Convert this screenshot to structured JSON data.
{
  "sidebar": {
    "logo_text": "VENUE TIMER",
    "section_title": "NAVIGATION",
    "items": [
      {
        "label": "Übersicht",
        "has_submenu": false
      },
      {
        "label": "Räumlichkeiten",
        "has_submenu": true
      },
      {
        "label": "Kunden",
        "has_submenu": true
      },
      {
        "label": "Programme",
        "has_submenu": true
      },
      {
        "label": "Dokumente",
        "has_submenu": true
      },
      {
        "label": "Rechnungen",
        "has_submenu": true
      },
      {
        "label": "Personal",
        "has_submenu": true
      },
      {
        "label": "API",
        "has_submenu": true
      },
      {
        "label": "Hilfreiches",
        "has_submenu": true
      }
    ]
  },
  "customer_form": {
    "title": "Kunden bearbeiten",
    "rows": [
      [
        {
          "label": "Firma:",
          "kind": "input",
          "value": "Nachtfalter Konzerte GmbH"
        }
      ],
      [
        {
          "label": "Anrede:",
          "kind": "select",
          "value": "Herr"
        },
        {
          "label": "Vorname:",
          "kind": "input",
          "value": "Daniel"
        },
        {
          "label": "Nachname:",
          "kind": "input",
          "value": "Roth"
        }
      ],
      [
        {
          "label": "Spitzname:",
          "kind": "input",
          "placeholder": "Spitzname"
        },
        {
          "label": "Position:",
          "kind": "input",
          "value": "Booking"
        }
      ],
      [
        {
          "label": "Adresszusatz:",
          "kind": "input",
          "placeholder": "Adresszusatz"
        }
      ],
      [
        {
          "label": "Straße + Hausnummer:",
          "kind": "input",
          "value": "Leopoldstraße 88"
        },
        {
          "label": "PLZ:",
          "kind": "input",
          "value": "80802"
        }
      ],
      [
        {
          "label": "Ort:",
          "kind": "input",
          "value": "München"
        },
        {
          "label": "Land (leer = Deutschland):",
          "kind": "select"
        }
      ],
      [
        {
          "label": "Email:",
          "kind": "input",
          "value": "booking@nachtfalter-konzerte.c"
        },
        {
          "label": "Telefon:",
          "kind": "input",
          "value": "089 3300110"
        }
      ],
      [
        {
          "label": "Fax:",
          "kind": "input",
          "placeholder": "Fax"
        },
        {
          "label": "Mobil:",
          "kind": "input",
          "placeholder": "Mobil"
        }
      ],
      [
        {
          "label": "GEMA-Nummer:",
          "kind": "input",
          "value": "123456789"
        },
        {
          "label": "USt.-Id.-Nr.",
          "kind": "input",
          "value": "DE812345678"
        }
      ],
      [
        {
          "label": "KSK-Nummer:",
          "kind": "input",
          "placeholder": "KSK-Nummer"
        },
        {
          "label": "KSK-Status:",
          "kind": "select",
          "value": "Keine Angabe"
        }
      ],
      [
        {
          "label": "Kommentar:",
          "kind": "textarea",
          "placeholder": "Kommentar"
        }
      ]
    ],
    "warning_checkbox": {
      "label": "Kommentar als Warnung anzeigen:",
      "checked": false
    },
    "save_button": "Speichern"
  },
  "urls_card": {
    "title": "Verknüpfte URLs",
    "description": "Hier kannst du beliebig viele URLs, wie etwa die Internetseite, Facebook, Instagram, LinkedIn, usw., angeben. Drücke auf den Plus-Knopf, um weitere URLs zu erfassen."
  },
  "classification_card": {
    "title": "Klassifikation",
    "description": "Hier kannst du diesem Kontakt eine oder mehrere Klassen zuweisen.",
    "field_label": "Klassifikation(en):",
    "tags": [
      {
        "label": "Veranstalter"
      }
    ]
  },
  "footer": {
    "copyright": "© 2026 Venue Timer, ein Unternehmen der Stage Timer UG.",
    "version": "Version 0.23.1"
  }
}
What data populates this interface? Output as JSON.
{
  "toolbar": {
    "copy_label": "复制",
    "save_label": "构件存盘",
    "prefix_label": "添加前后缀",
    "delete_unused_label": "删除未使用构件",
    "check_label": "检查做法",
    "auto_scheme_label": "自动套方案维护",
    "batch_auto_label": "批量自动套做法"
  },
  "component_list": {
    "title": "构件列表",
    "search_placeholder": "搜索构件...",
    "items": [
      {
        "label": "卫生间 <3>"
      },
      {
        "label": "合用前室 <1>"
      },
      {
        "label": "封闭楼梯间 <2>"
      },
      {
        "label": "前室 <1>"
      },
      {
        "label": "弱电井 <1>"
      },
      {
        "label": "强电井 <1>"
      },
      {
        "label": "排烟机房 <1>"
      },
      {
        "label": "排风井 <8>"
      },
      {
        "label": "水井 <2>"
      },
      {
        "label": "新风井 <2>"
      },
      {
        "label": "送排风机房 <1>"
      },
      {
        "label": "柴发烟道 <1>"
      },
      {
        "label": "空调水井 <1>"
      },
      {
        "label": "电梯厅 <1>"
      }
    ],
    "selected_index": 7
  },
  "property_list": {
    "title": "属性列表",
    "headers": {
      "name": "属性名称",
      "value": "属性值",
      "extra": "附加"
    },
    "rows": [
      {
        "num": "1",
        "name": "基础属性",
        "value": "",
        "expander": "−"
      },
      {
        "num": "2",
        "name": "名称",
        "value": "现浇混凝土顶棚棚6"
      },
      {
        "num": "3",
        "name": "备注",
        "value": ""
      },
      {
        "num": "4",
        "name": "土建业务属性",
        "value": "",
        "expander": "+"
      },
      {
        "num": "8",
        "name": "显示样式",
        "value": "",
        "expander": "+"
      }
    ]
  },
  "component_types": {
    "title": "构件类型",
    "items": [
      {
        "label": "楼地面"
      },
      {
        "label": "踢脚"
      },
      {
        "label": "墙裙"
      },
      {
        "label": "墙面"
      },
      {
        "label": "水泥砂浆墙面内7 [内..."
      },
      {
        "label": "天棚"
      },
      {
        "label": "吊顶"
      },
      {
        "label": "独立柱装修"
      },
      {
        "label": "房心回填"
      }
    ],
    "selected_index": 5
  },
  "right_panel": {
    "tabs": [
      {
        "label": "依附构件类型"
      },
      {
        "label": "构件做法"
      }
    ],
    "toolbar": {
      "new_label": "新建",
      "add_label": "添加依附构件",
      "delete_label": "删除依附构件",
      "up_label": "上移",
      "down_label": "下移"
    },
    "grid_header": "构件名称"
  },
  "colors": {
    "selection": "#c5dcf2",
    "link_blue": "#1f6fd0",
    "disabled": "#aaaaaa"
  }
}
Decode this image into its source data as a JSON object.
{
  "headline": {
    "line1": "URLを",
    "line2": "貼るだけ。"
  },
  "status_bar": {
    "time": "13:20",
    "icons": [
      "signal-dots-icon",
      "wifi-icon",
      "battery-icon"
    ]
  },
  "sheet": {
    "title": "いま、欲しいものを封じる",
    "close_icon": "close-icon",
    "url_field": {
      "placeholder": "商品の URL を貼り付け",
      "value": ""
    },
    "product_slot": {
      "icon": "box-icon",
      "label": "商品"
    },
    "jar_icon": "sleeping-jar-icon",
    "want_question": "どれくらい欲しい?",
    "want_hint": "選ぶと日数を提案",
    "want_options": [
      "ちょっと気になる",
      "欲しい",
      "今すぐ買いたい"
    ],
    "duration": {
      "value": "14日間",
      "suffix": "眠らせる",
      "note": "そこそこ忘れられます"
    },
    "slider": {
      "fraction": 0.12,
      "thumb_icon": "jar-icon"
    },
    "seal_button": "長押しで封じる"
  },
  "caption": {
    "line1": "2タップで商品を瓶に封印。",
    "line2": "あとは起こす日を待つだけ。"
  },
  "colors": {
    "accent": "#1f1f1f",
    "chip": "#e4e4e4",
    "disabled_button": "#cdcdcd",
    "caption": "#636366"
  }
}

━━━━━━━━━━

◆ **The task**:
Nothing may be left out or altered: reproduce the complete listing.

◆ **Exercise response**:
Convert this screenshot to structured JSON data.
{
  "sidebar": {
    "logo_text": "VENUE TIMER",
    "section_title": "NAVIGATION",
    "items": [
      {
        "label": "Übersicht",
        "has_submenu": false
      },
      {
        "label": "Räumlichkeiten",
        "has_submenu": true
      },
      {
        "label": "Kunden",
        "has_submenu": true
      },
      {
        "label": "Programme",
        "has_submenu": true
      },
      {
        "label": "Dokumente",
        "has_submenu": true
      },
      {
        "label": "Rechnungen",
        "has_submenu": true
      },
      {
        "label": "Personal",
        "has_submenu": true
      },
      {
        "label": "API",
        "has_submenu": true
      },
      {
        "label": "Hilfreiches",
        "has_submenu": true
      }
    ]
  },
  "customer_form": {
    "title": "Kunden bearbeiten",
    "rows": [
      [
        {
          "label": "Firma:",
          "kind": "input",
          "value": "Nachtfalter Konzerte GmbH"
        }
      ],
      [
        {
          "label": "Anrede:",
          "kind": "select",
          "value": "Herr"
        },
        {
          "label": "Vorname:",
          "kind": "input",
          "value": "Daniel"
        },
        {
          "label": "Nachname:",
          "kind": "input",
          "value": "Roth"
        }
      ],
      [
        {
          "label": "Spitzname:",
          "kind": "input",
          "placeholder": "Spitzname"
        },
        {
          "label": "Position:",
          "kind": "input",
          "value": "Booking"
        }
      ],
      [
        {
          "label": "Adresszusatz:",
          "kind": "input",
          "placeholder": "Adresszusatz"
        }
      ],
      [
        {
          "label": "Straße + Hausnummer:",
          "kind": "input",
          "value": "Leopoldstraße 88"
        },
        {
          "label": "PLZ:",
          "kind": "input",
          "value": "80802"
        }
      ],
      [
        {
          "label": "Ort:",
          "kind": "input",
          "value": "München"
        },
        {
          "label": "Land (leer = Deutschland):",
          "kind": "select"
        }
      ],
      [
        {
          "label": "Email:",
          "kind": "input",
          "value": "booking@nachtfalter-konzerte.c"
        },
        {
          "label": "Telefon:",
          "kind": "input",
          "value": "089 3300110"
        }
      ],
      [
        {
          "label": "Fax:",
          "kind": "input",
          "placeholder": "Fax"
        },
        {
          "label": "Mobil:",
          "kind": "input",
          "placeholder": "Mobil"
        }
      ],
      [
        {
          "label": "GEMA-Nummer:",
          "kind": "input",
          "value": "123456789"
        },
        {
          "label": "USt.-Id.-Nr.",
          "kind": "input",
          "value": "DE812345678"
        }
      ],
      [
        {
          "label": "KSK-Nummer:",
          "kind": "input",
          "placeholder": "KSK-Nummer"
        },
        {
          "label": "KSK-Status:",
          "kind": "select",
          "value": "Keine Angabe"
        }
      ],
      [
        {
          "label": "Kommentar:",
          "kind": "textarea",
          "placeholder": "Kommentar"
        }
      ]
    ],
    "warning_checkbox": {
      "label": "Kommentar als Warnung anzeigen:",
      "checked": false
    },
    "save_button": "Speichern"
  },
  "urls_card": {
    "title": "Verknüpfte URLs",
    "description": "Hier kannst du beliebig viele URLs, wie etwa die Internetseite, Facebook, Instagram, LinkedIn, usw., angeben. Drücke auf den Plus-Knopf, um weitere URLs zu erfassen."
  },
  "classification_card": {
    "title": "Klassifikation",
    "description": "Hier kannst du diesem Kontakt eine oder mehrere Klassen zuweisen.",
    "field_label": "Klassifikation(en):",
    "tags": [
      {
        "label": "Veranstalter"
      }
    ]
  },
  "footer": {
    "copyright": "© 2026 Venue Timer, ein Unternehmen der Stage Timer UG.",
    "version": "Version 0.23.1"
  }
}
What data populates this interface? Output as JSON.
{
  "toolbar": {
    "copy_label": "复制",
    "save_label": "构件存盘",
    "prefix_label": "添加前后缀",
    "delete_unused_label": "删除未使用构件",
    "check_label": "检查做法",
    "auto_scheme_label": "自动套方案维护",
    "batch_auto_label": "批量自动套做法"
  },
  "component_list": {
    "title": "构件列表",
    "search_placeholder": "搜索构件...",
    "items": [
      {
        "label": "卫生间 <3>"
      },
      {
        "label": "合用前室 <1>"
      },
      {
        "label": "封闭楼梯间 <2>"
      },
      {
        "label": "前室 <1>"
      },
      {
        "label": "弱电井 <1>"
      },
      {
        "label": "强电井 <1>"
      },
      {
        "label": "排烟机房 <1>"
      },
      {
        "label": "排风井 <8>"
      },
      {
        "label": "水井 <2>"
      },
      {
        "label": "新风井 <2>"
      },
      {
        "label": "送排风机房 <1>"
      },
      {
        "label": "柴发烟道 <1>"
      },
      {
        "label": "空调水井 <1>"
      },
      {
        "label": "电梯厅 <1>"
      }
    ],
    "selected_index": 7
  },
  "property_list": {
    "title": "属性列表",
    "headers": {
      "name": "属性名称",
      "value": "属性值",
      "extra": "附加"
    },
    "rows": [
      {
        "num": "1",
        "name": "基础属性",
        "value": "",
        "expander": "−"
      },
      {
        "num": "2",
        "name": "名称",
        "value": "现浇混凝土顶棚棚6"
      },
      {
        "num": "3",
        "name": "备注",
        "value": ""
      },
      {
        "num": "4",
        "name": "土建业务属性",
        "value": "",
        "expander": "+"
      },
      {
        "num": "8",
        "name": "显示样式",
        "value": "",
        "expander": "+"
      }
    ]
  },
  "component_types": {
    "title": "构件类型",
    "items": [
      {
        "label": "楼地面"
      },
      {
        "label": "踢脚"
      },
      {
        "label": "墙裙"
      },
      {
        "label": "墙面"
      },
      {
        "label": "水泥砂浆墙面内7 [内..."
      },
      {
        "label": "天棚"
      },
      {
        "label": "吊顶"
      },
      {
        "label": "独立柱装修"
      },
      {
        "label": "房心回填"
      }
    ],
    "selected_index": 5
  },
  "right_panel": {
    "tabs": [
      {
        "label": "依附构件类型"
      },
      {
        "label": "构件做法"
      }
    ],
    "toolbar": {
      "new_label": "新建",
      "add_label": "添加依附构件",
      "delete_label": "删除依附构件",
      "up_label": "上移",
      "down_label": "下移"
    },
    "grid_header": "构件名称"
  },
  "colors": {
    "selection": "#c5dcf2",
    "link_blue": "#1f6fd0",
    "disabled": "#aaaaaa"
  }
}
Decode this image into its source data as a JSON object.
{
  "headline": {
    "line1": "URLを",
    "line2": "貼るだけ。"
  },
  "status_bar": {
    "time": "13:20",
    "icons": [
      "signal-dots-icon",
      "wifi-icon",
      "battery-icon"
    ]
  },
  "sheet": {
    "title": "いま、欲しいものを封じる",
    "close_icon": "close-icon",
    "url_field": {
      "placeholder": "商品の URL を貼り付け",
      "value": ""
    },
    "product_slot": {
      "icon": "box-icon",
      "label": "商品"
    },
    "jar_icon": "sleeping-jar-icon",
    "want_question": "どれくらい欲しい?",
    "want_hint": "選ぶと日数を提案",
    "want_options": [
      "ちょっと気になる",
      "欲しい",
      "今すぐ買いたい"
    ],
    "duration": {
      "value": "14日間",
      "suffix": "眠らせる",
      "note": "そこそこ忘れられます"
    },
    "slider": {
      "fraction": 0.12,
      "thumb_icon": "jar-icon"
    },
    "seal_button": "長押しで封じる"
  },
  "caption": {
    "line1": "2タップで商品を瓶に封印。",
    "line2": "あとは起こす日を待つだけ。"
  },
  "colors": {
    "accent": "#1f1f1f",
    "chip": "#e4e4e4",
    "disabled_button": "#cdcdcd",
    "caption": "#636366"
  }
}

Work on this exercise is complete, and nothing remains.